Cespedes was traded from the Oakland Athletics for starting pitcher Jon Lester and outfielder Jonny Gomes to cap a hectic trade deadline that saw Boston trade away most of its starting rotation.
In addition to sending Lester to Oakland, starting pitcher John Lackey was traded to the St. Louis Cardinals for pitcher Joe Kelly and outfielder Allen Craig.
Lackey, who clinched last year’s World Series for Boston, was traded to allow the Red Sox to have a younger core going into next year. Starting pitcher Felix Doubront, once considered the Red Sox top pitching prospect, was shipped off to the Chicago Cubs on July 30 for a player to be named later.
Pitcher Jake Peavy was traded to the San Francisco Giants on July 26 for a pair of pitchers—Heath Hembree and Edwin Escobar.
Boston also traded away left-handed relief pitcher Andrew Miller to the division-rival Baltimore Orioles in exchange for pitching prospect Eduardo Rodriguez.
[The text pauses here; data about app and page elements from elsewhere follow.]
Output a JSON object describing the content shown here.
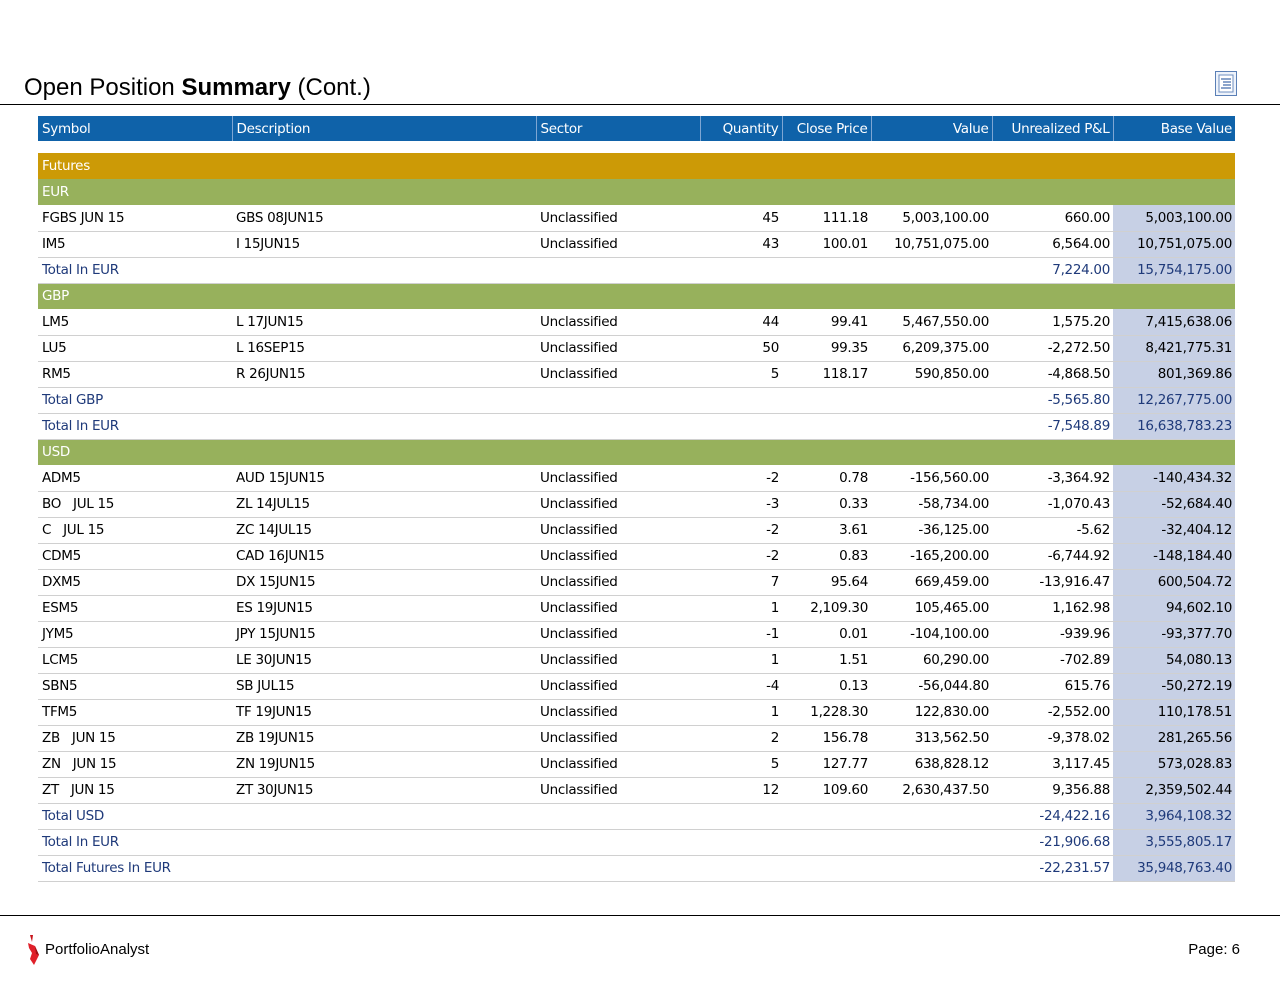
{
  "page": {
    "title_normal": "Open Position ",
    "title_bold": "Summary",
    "title_suffix": " (Cont.)"
  },
  "table": {
    "headers": [
      "Symbol",
      "Description",
      "Sector",
      "Quantity",
      "Close Price",
      "Value",
      "Unrealized P&L",
      "Base Value"
    ],
    "section": "Futures",
    "groups": [
      {
        "name": "EUR",
        "rows": [
          [
            "FGBS JUN 15",
            "GBS 08JUN15",
            "Unclassified",
            "45",
            "111.18",
            "5,003,100.00",
            "660.00",
            "5,003,100.00"
          ],
          [
            "IM5",
            "I 15JUN15",
            "Unclassified",
            "43",
            "100.01",
            "10,751,075.00",
            "6,564.00",
            "10,751,075.00"
          ]
        ],
        "totals": [
          {
            "label": "Total In EUR",
            "pnl": "7,224.00",
            "base": "15,754,175.00"
          }
        ]
      },
      {
        "name": "GBP",
        "rows": [
          [
            "LM5",
            "L 17JUN15",
            "Unclassified",
            "44",
            "99.41",
            "5,467,550.00",
            "1,575.20",
            "7,415,638.06"
          ],
          [
            "LU5",
            "L 16SEP15",
            "Unclassified",
            "50",
            "99.35",
            "6,209,375.00",
            "-2,272.50",
            "8,421,775.31"
          ],
          [
            "RM5",
            "R 26JUN15",
            "Unclassified",
            "5",
            "118.17",
            "590,850.00",
            "-4,868.50",
            "801,369.86"
          ]
        ],
        "totals": [
          {
            "label": "Total GBP",
            "pnl": "-5,565.80",
            "base": "12,267,775.00"
          },
          {
            "label": "Total In EUR",
            "pnl": "-7,548.89",
            "base": "16,638,783.23"
          }
        ]
      },
      {
        "name": "USD",
        "rows": [
          [
            "ADM5",
            "AUD 15JUN15",
            "Unclassified",
            "-2",
            "0.78",
            "-156,560.00",
            "-3,364.92",
            "-140,434.32"
          ],
          [
            "BO   JUL 15",
            "ZL 14JUL15",
            "Unclassified",
            "-3",
            "0.33",
            "-58,734.00",
            "-1,070.43",
            "-52,684.40"
          ],
          [
            "C   JUL 15",
            "ZC 14JUL15",
            "Unclassified",
            "-2",
            "3.61",
            "-36,125.00",
            "-5.62",
            "-32,404.12"
          ],
          [
            "CDM5",
            "CAD 16JUN15",
            "Unclassified",
            "-2",
            "0.83",
            "-165,200.00",
            "-6,744.92",
            "-148,184.40"
          ],
          [
            "DXM5",
            "DX 15JUN15",
            "Unclassified",
            "7",
            "95.64",
            "669,459.00",
            "-13,916.47",
            "600,504.72"
          ],
          [
            "ESM5",
            "ES 19JUN15",
            "Unclassified",
            "1",
            "2,109.30",
            "105,465.00",
            "1,162.98",
            "94,602.10"
          ],
          [
            "JYM5",
            "JPY 15JUN15",
            "Unclassified",
            "-1",
            "0.01",
            "-104,100.00",
            "-939.96",
            "-93,377.70"
          ],
          [
            "LCM5",
            "LE 30JUN15",
            "Unclassified",
            "1",
            "1.51",
            "60,290.00",
            "-702.89",
            "54,080.13"
          ],
          [
            "SBN5",
            "SB JUL15",
            "Unclassified",
            "-4",
            "0.13",
            "-56,044.80",
            "615.76",
            "-50,272.19"
          ],
          [
            "TFM5",
            "TF 19JUN15",
            "Unclassified",
            "1",
            "1,228.30",
            "122,830.00",
            "-2,552.00",
            "110,178.51"
          ],
          [
            "ZB   JUN 15",
            "ZB 19JUN15",
            "Unclassified",
            "2",
            "156.78",
            "313,562.50",
            "-9,378.02",
            "281,265.56"
          ],
          [
            "ZN   JUN 15",
            "ZN 19JUN15",
            "Unclassified",
            "5",
            "127.77",
            "638,828.12",
            "3,117.45",
            "573,028.83"
          ],
          [
            "ZT   JUN 15",
            "ZT 30JUN15",
            "Unclassified",
            "12",
            "109.60",
            "2,630,437.50",
            "9,356.88",
            "2,359,502.44"
          ]
        ],
        "totals": [
          {
            "label": "Total USD",
            "pnl": "-24,422.16",
            "base": "3,964,108.32"
          },
          {
            "label": "Total In EUR",
            "pnl": "-21,906.68",
            "base": "3,555,805.17"
          }
        ]
      }
    ],
    "grand_total": {
      "label": "Total Futures In EUR",
      "pnl": "-22,231.57",
      "base": "35,948,763.40"
    }
  },
  "footer": {
    "brand": "PortfolioAnalyst",
    "page": "Page: 6"
  },
  "icons": {
    "corner": "report-list-icon",
    "logo": "portfolioanalyst-logo-icon"
  },
  "colors": {
    "header_bg": "#0f62a9",
    "section_bg": "#cc9a06",
    "group_bg": "#97b15c",
    "base_value_bg": "#c7d0e5",
    "total_text": "#1f3a7a"
  }
}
The 21-year-old left hander has spent most of the year playing at the AA-club Bowie Baysox and is not expected to join the big league club for a few years.
The moves over the past month signify a near complete retooling of the Red Sox roster for both next season and beyond.
Gone are four of the five members of a World Series winning rotation, shipped off for players that can help the team next year.
The outfield has only one member who was on the active roster on opening day, though outfielder Shane Victorino is currently on the 15-day disabled list.
Over the past month, the average age of a player on the Red Sox roster has dropped from 31 years to 29 years, transforming the team from one of the top-five oldest teams to one in the middle of the pack and will get younger when prospects like outfieders Jackie Bradley, Jr. and Mookie Betts are called up to the Red Sox.
No player recently acquired—spare Cespedes—has the same potential for stardom as Castillo. The power-hitting outfielder can play above-average defense in center field, bat leadoff and steal bases.
Castillo still needs to secure a work visa before he can take the field for the Red Sox and therefore is not expected to play an inning before mid-September. That did not stop Boston from giving him a contract through his season at age 34.
Cespedes, meanwhile, has lived up to his status as one of the top outfielders in Major League Baseball. In the 20 games since his trade, Cespedes has hit at a .455 slugging percentage, a .701 on base percentage and mashed four home runs, giving him 30 total for the season.
The outfielder made a name for himself while with Oakland by producing a number of stellar defensive plays in left field and cemented his status as a superstar by winning back-to-back home run derbys.
Boston has traded away the core of an aging team to retool for next year and beyond, snagging two top outfielders and a surplus of pitching and outfield talent that will help the club moving forward.
Though the Red Sox have confined themsleves to the cellar of the American League East Division this year, they have positioned themselves well to compete in the next few years.